If the predicate is simply a reference to a variable, then it’s known to be NIL in the alternative, and something else in the consequent.

If it’s a function call, only a few functions are interpreted:

- TYPEP-like functions result in constraints to the effect that a given lambda-var is or is not of a given type.
- EQ and EQL result in additional EQL constraints (between variables, or to a constant) in the consequent, and the reverse constraints (not EQL) in the alternative
*<*and*>*are used to derive tighter bounds on numeric types. However, we do not track relationships between variables (except for EQLity and non-EQLity), and only note that a given variable is less or greater than a value of some type.- A few other type predicates also result in TYPEP constraints, when specially marked for the compiler.

Once a basic block has been constraint propagated through, the information is used by its successors. Basic blocks are processed in such an order that at least one of its predecessors have been propagated through before itself. The analysis is run with an initial conset made of the intersection of the consets (that have already been computed) at the end of its predecessors, taking care to use the right one if some predecessor ends in a conditional branch (COMPUTE-BLOCK-IN). And, that’s repeated on blocks for which the initial conset might have changed until we hit a fixed point.

Once that’s done, we’re only interested in storing all the flow-sensitive information we have about each variable in the relevant REFerences to it. So, constraint propagation is executed one last time (otherwise we only have the consets at the beginning and end of each basic block), and, when a ref node is encountered, the set of constraints related to the referenced variables is extracted and converted into a type, in CONSTRAIN-REF-TYPE.

### 4 What’s been and what could be done

We currently represent consets as bitsets. Without too much surprise, the only operation that is horrible with bitsets is iterating through the members of a given set. Fortunately, we only used this in a few functions, and it seems like bitsets are still the best option, when supplemented with a few indices.

The heaviest timesink was FIND-CONSTRAINT: constraints are hash-consed so that equivalent constraints are always EQ. It used to be we’d perform a linear search over the set of constraints associated with a given variable to find constraints. We now use hash tables in each variable to speed the search up.

The other major slowdowns were related to functions that need to iterate through the intersection of the current set of constraints and certain subsets of the constraints associated with a given variable (e.g. all the EQL constraints for a given variable in the current constraint set). Instead of iterating through the intersection of two bitvectors, we represent each subset of the constraints associated with each variable as vectors of constraints (the hash-consing step already ensures there won’t be any duplicate). Now, we only have to iterate through these vectors and check for membership in a bitset.

These simple changes are enough to bring compile times for a couple test cases down from hundreds of seconds to a few seconds or less.

There are definitely more low-hanging fruits in this area, be it for more precise
analyses (converging to a proper least fixed point), stronger interaction with the rest
of the IR1 passes or quicker compilation.
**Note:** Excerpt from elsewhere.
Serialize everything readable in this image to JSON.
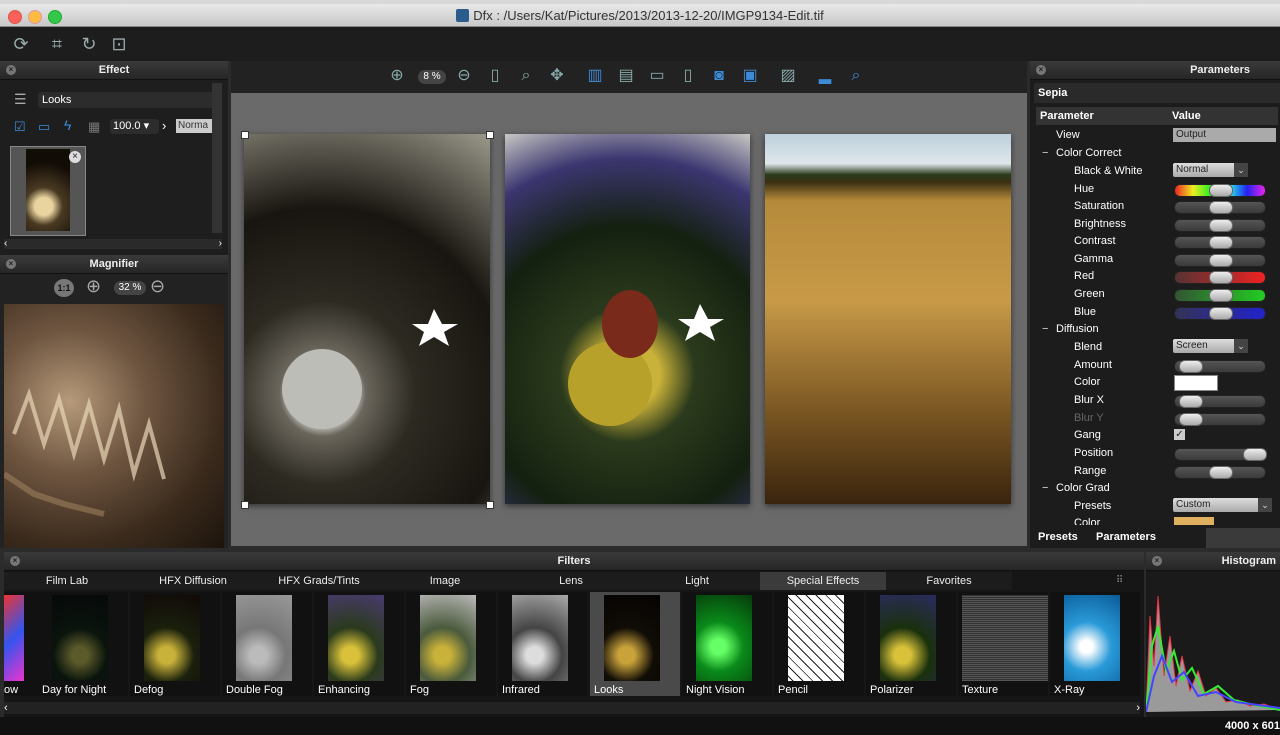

Hopefully, this post can serve as
a high level guide to would-be `src/compiler/constraint.lisp`

hackers.